▶
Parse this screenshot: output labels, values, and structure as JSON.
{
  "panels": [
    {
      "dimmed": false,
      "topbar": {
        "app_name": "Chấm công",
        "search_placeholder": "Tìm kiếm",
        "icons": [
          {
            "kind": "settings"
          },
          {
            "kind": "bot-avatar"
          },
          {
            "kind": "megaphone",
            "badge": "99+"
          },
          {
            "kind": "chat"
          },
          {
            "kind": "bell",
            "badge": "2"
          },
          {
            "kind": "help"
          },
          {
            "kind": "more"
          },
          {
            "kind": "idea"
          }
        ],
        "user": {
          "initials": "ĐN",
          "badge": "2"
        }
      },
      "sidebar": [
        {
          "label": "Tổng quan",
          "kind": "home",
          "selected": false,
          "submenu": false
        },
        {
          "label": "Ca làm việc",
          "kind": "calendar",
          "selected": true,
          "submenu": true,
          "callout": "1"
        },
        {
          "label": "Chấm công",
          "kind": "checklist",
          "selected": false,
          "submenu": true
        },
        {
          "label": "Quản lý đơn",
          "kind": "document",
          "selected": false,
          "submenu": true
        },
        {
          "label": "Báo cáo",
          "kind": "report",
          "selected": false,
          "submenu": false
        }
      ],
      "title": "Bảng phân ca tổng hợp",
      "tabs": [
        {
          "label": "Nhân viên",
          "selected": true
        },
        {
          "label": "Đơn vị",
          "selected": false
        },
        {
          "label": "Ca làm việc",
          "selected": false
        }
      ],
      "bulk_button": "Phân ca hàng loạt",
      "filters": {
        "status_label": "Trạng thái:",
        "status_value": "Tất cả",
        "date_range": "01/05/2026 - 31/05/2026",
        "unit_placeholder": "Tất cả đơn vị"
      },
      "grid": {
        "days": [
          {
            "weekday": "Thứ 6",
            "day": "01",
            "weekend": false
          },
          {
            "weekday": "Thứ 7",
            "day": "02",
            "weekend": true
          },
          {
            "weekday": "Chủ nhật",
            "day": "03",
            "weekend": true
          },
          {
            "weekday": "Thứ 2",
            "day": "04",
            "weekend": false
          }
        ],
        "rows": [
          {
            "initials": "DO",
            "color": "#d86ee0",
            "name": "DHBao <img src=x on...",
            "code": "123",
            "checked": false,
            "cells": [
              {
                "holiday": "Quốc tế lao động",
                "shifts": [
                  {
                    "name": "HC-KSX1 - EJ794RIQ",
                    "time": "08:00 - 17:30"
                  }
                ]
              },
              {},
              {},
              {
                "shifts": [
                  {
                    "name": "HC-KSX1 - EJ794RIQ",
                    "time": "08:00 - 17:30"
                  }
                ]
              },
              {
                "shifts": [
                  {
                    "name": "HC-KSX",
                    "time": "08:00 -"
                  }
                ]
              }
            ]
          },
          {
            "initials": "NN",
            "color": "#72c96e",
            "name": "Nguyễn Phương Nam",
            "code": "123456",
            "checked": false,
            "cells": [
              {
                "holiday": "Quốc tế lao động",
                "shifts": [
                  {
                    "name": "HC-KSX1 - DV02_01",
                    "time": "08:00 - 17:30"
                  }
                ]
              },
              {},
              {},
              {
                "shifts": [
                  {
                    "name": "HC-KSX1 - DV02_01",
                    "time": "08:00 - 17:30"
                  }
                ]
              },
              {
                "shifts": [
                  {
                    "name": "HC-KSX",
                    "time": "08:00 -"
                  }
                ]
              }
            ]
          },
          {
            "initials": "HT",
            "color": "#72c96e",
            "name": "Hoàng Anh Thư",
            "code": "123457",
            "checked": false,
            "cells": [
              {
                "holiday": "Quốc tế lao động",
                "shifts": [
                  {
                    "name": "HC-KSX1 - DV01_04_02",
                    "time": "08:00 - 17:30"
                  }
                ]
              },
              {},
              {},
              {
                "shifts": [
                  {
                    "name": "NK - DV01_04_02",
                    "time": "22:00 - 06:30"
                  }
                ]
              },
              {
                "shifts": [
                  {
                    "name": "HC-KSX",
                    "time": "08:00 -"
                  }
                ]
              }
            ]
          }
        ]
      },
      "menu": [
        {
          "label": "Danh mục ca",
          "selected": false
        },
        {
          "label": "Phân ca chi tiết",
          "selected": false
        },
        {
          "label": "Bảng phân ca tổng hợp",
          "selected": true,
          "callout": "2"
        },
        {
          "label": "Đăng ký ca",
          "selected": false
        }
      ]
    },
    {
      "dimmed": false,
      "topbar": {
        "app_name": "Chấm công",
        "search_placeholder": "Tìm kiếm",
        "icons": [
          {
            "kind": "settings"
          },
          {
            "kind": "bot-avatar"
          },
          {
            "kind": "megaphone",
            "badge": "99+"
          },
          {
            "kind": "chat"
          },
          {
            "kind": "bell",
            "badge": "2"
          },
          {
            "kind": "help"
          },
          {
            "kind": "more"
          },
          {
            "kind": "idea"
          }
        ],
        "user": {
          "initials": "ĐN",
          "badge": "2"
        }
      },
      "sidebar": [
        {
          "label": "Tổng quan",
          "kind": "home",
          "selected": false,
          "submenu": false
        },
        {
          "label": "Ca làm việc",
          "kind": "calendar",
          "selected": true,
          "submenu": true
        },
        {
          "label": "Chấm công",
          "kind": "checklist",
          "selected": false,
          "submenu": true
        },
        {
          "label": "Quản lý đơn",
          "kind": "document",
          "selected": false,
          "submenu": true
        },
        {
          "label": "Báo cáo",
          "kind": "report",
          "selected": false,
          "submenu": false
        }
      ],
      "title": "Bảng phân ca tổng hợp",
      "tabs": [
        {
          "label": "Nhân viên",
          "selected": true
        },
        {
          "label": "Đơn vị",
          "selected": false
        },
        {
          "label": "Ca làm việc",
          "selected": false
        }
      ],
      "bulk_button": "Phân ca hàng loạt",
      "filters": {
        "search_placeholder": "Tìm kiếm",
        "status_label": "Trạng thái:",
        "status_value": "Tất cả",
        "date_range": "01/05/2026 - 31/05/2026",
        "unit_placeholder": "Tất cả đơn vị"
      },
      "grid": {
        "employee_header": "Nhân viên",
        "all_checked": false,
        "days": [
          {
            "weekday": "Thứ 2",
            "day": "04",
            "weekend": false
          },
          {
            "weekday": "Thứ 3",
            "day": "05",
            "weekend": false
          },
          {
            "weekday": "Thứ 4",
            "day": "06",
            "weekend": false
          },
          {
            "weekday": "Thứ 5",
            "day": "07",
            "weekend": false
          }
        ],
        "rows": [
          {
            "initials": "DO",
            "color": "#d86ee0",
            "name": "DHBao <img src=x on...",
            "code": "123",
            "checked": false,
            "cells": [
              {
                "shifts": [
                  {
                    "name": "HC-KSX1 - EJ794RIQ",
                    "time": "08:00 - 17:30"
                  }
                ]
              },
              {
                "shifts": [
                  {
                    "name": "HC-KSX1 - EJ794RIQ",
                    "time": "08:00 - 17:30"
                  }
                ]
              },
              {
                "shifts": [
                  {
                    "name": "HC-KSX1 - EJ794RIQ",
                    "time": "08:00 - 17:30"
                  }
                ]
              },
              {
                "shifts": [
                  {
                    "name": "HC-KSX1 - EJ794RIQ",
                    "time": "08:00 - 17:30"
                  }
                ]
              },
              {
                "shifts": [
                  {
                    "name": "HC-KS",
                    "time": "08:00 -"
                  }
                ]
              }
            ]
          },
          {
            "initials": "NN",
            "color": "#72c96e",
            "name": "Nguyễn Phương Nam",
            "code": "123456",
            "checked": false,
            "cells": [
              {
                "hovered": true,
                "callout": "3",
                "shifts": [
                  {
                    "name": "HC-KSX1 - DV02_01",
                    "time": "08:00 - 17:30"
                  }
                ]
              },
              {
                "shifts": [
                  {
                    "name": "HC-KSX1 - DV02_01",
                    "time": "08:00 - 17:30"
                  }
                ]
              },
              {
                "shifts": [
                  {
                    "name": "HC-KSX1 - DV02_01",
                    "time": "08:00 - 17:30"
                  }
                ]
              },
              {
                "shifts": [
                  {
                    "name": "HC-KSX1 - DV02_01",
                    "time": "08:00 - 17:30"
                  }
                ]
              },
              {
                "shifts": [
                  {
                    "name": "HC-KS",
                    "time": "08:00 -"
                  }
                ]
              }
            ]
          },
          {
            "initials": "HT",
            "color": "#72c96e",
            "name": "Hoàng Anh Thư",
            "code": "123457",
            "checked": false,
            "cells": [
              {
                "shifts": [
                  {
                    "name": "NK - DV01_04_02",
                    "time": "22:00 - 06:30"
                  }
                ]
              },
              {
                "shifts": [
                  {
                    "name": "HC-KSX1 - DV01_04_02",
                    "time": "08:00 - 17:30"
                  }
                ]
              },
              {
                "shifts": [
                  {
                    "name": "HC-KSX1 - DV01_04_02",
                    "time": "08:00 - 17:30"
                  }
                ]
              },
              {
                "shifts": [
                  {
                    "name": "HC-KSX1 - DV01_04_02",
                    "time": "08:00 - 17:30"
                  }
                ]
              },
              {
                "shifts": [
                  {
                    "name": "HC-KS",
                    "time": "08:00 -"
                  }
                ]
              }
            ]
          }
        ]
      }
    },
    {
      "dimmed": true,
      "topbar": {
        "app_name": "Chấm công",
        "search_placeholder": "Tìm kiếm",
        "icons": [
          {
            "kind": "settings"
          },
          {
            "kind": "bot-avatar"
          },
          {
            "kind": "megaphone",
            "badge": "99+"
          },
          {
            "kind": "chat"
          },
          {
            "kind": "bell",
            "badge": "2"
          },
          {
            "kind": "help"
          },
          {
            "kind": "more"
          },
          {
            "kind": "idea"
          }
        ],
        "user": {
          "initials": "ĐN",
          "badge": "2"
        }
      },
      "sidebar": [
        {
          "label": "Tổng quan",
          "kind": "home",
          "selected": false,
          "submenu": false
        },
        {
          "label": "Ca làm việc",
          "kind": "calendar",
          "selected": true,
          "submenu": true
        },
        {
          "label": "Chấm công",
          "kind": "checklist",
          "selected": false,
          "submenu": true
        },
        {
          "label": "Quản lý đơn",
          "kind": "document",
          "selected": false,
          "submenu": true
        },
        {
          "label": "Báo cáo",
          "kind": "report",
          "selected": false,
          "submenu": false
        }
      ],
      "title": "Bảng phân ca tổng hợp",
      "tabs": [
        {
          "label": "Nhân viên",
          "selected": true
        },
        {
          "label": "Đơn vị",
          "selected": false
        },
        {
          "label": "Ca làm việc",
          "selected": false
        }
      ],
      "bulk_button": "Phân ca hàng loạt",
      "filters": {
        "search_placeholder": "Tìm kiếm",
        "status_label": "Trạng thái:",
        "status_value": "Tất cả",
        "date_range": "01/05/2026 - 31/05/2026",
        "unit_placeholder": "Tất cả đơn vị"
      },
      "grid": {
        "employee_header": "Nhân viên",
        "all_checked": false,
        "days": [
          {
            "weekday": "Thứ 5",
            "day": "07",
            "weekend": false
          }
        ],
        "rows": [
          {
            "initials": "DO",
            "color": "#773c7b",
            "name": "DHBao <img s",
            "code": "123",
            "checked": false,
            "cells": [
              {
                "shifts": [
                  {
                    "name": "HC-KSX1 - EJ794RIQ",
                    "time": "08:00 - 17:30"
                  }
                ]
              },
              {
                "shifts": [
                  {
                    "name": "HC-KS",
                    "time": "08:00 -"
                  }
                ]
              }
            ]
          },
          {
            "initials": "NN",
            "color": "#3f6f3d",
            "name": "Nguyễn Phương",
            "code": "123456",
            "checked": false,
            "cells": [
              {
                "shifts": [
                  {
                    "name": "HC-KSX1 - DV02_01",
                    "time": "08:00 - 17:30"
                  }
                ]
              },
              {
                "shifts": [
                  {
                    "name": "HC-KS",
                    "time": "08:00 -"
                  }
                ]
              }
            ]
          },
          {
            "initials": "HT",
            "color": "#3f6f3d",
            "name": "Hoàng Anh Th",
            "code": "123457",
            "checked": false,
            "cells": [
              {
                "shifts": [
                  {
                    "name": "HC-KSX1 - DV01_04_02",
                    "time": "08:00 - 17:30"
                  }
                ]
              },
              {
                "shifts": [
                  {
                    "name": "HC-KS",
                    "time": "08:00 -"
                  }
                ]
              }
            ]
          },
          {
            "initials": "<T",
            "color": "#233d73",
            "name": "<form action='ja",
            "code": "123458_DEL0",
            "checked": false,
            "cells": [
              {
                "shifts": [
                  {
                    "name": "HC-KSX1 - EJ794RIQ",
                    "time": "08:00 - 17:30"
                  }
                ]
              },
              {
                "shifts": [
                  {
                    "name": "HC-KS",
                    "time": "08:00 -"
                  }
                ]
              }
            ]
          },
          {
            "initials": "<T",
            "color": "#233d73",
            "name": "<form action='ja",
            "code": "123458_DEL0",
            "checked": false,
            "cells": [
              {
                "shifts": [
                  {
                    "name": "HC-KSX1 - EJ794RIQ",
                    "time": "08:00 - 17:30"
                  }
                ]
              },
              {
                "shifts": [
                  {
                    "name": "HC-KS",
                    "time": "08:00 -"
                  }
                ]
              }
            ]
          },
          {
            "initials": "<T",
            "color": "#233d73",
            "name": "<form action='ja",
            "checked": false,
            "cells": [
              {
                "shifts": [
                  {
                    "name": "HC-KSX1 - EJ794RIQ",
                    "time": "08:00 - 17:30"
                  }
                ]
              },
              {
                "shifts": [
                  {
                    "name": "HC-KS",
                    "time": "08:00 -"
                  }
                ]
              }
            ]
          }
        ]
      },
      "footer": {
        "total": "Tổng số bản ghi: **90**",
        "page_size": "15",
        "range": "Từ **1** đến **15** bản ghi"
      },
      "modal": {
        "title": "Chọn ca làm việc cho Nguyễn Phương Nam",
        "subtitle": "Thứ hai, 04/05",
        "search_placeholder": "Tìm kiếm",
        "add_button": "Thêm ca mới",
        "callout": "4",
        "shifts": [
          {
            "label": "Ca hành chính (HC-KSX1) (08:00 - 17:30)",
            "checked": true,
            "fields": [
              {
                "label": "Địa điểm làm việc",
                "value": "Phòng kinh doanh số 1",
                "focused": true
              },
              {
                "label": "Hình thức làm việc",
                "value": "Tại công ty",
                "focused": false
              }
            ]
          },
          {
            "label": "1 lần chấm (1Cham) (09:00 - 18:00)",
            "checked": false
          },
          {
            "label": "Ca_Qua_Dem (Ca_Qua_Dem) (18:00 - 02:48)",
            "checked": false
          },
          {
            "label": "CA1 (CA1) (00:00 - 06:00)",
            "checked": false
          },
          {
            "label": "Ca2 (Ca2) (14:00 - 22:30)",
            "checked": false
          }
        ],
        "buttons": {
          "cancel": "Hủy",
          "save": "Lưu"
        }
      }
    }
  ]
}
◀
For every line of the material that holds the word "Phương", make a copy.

## Exercise result
            "name": "Nguyễn Phương Nam",
            "name": "Nguyễn Phương Nam",
            "name": "Nguyễn Phương",
        "title": "Chọn ca làm việc cho Nguyễn Phương Nam",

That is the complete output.